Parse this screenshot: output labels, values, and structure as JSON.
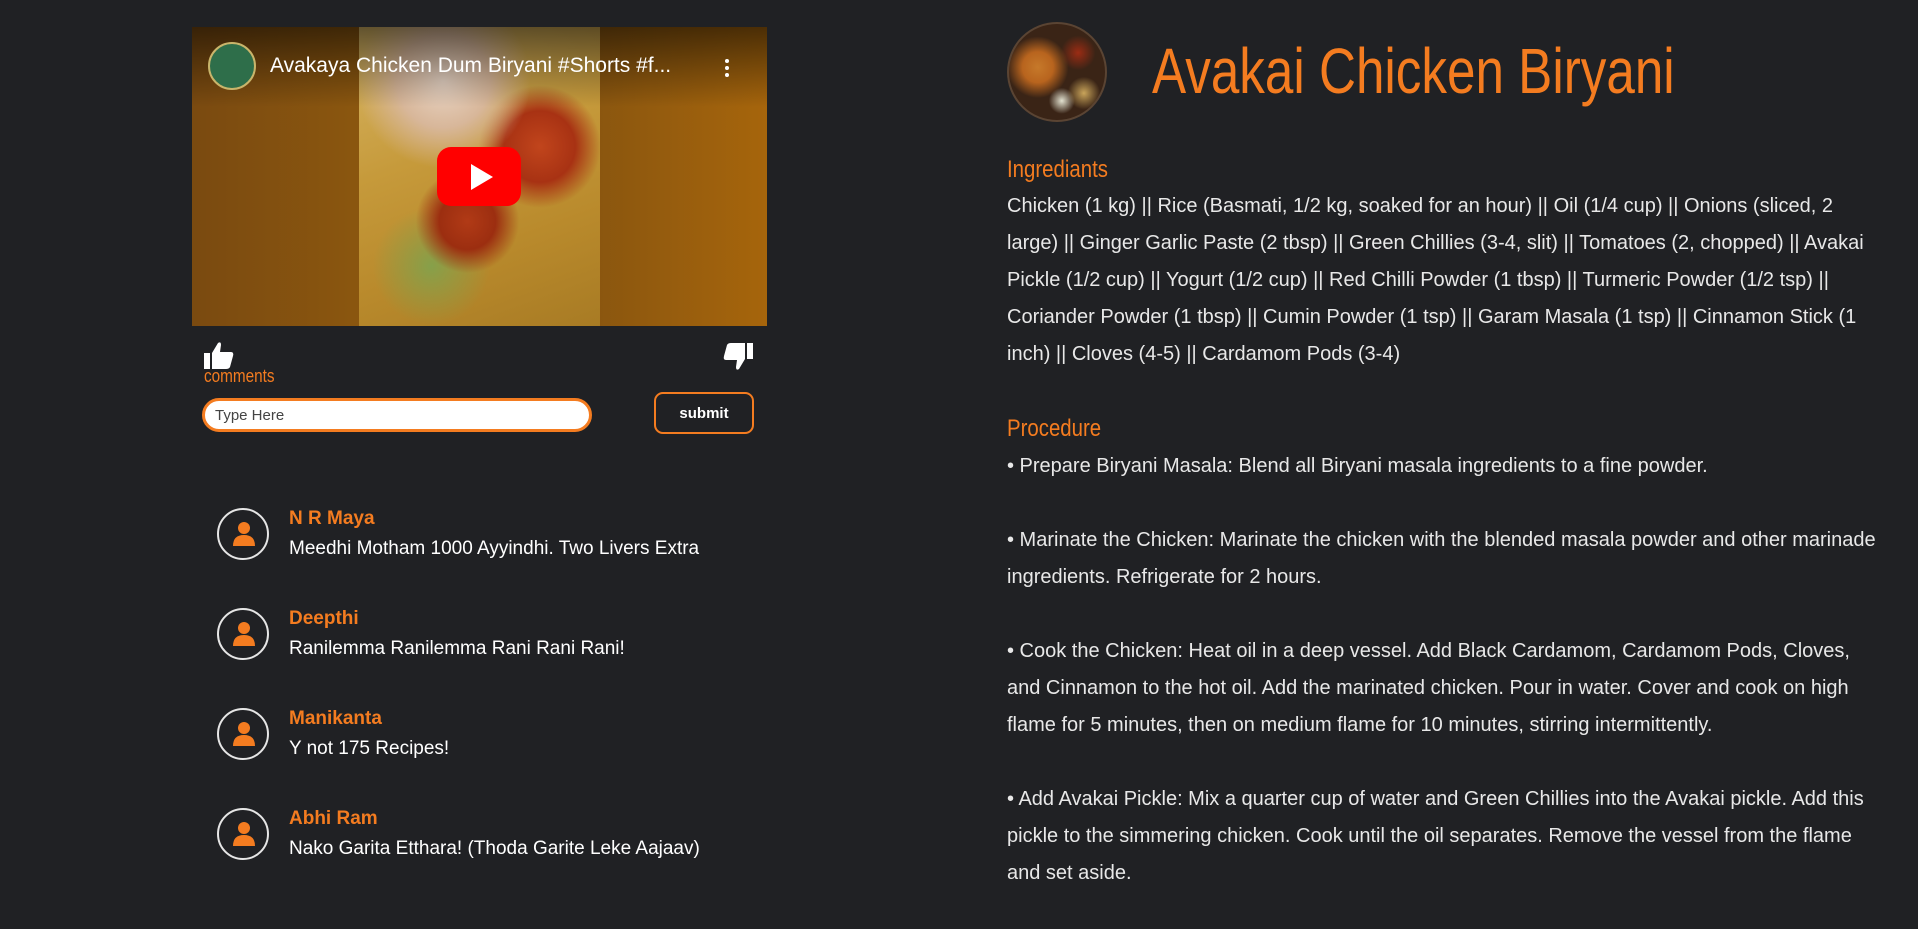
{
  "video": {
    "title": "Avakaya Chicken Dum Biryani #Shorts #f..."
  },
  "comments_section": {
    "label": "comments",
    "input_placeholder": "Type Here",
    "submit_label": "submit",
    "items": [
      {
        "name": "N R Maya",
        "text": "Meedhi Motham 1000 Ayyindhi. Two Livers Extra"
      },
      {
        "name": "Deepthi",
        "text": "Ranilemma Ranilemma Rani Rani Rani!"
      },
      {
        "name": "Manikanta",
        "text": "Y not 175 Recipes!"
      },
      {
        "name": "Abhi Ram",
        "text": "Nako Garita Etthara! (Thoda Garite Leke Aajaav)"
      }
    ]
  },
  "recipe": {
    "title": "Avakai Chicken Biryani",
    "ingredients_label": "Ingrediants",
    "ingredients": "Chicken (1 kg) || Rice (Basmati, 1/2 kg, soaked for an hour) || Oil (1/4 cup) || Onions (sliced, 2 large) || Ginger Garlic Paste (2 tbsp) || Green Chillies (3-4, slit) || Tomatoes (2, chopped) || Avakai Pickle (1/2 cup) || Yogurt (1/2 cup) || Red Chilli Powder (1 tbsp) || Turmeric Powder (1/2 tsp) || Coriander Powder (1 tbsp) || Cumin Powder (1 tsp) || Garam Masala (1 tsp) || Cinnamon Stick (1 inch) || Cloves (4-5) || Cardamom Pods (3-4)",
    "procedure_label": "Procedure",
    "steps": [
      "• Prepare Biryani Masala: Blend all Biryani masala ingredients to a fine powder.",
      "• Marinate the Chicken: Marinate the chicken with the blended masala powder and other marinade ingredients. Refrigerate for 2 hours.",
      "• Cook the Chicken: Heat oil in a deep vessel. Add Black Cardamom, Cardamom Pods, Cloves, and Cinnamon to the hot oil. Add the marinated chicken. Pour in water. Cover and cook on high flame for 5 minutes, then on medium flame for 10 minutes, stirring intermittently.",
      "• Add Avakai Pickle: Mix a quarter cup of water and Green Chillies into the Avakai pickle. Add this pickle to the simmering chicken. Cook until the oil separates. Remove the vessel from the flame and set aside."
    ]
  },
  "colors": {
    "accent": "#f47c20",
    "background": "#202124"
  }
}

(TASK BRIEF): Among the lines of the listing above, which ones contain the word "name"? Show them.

(RESULT BELOW):
        "name": "N R Maya",
        "name": "Deepthi",
        "name": "Manikanta",
        "name": "Abhi Ram",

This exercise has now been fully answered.